◆ **Given entries**:
-=-=-=-=-

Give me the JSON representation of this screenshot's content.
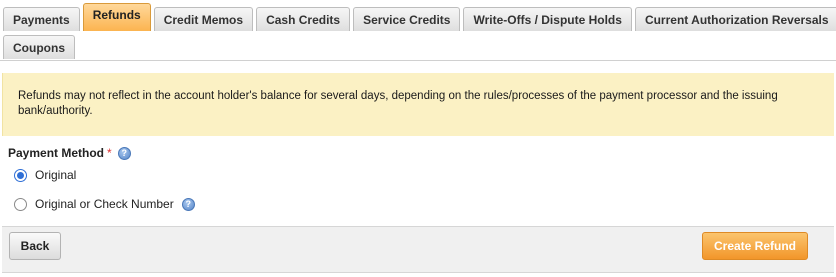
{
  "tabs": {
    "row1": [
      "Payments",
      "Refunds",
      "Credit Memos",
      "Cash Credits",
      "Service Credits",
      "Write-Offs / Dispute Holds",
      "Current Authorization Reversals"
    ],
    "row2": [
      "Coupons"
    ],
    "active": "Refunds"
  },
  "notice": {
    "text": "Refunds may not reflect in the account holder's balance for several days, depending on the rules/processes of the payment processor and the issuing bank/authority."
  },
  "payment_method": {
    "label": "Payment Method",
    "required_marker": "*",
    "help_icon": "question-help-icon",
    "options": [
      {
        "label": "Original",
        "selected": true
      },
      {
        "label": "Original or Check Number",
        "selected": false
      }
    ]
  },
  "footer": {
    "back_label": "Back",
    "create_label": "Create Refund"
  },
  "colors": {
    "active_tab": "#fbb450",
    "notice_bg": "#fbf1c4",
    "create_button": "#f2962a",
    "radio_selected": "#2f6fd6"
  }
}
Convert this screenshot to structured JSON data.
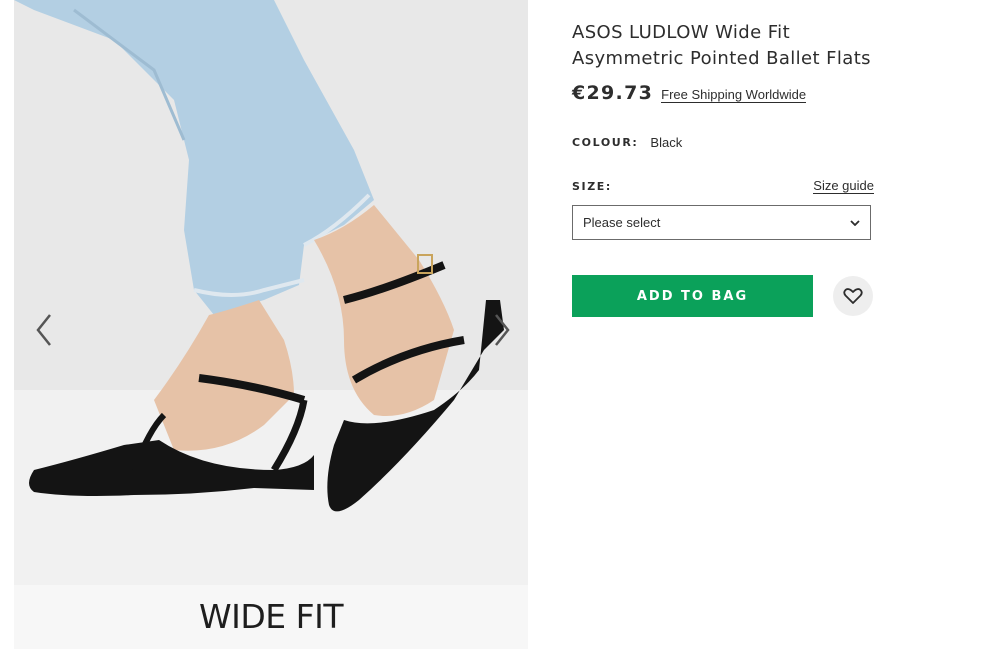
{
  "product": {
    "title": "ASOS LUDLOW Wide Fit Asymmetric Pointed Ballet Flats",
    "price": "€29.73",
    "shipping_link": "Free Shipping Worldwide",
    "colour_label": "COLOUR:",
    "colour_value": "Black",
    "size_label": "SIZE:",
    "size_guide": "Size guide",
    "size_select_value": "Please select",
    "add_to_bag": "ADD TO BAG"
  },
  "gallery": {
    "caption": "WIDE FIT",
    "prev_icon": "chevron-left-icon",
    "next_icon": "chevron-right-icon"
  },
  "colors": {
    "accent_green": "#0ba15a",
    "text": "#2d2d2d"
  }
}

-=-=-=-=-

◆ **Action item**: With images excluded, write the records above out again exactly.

◆ **Completed task**:
Give me the JSON representation of this screenshot's content.
{
  "tabs": {
    "row1": [
      "Payments",
      "Refunds",
      "Credit Memos",
      "Cash Credits",
      "Service Credits",
      "Write-Offs / Dispute Holds",
      "Current Authorization Reversals"
    ],
    "row2": [
      "Coupons"
    ],
    "active": "Refunds"
  },
  "notice": {
    "text": "Refunds may not reflect in the account holder's balance for several days, depending on the rules/processes of the payment processor and the issuing bank/authority."
  },
  "payment_method": {
    "label": "Payment Method",
    "required_marker": "*",
    "help_icon": "question-help-icon",
    "options": [
      {
        "label": "Original",
        "selected": true
      },
      {
        "label": "Original or Check Number",
        "selected": false
      }
    ]
  },
  "footer": {
    "back_label": "Back",
    "create_label": "Create Refund"
  },
  "colors": {
    "active_tab": "#fbb450",
    "notice_bg": "#fbf1c4",
    "create_button": "#f2962a",
    "radio_selected": "#2f6fd6"
  }
}
Convert this screenshot to structured JSON data.
{
  "product": {
    "title": "ASOS LUDLOW Wide Fit Asymmetric Pointed Ballet Flats",
    "price": "€29.73",
    "shipping_link": "Free Shipping Worldwide",
    "colour_label": "COLOUR:",
    "colour_value": "Black",
    "size_label": "SIZE:",
    "size_guide": "Size guide",
    "size_select_value": "Please select",
    "add_to_bag": "ADD TO BAG"
  },
  "gallery": {
    "caption": "WIDE FIT",
    "prev_icon": "chevron-left-icon",
    "next_icon": "chevron-right-icon"
  },
  "colors": {
    "accent_green": "#0ba15a",
    "text": "#2d2d2d"
  }
}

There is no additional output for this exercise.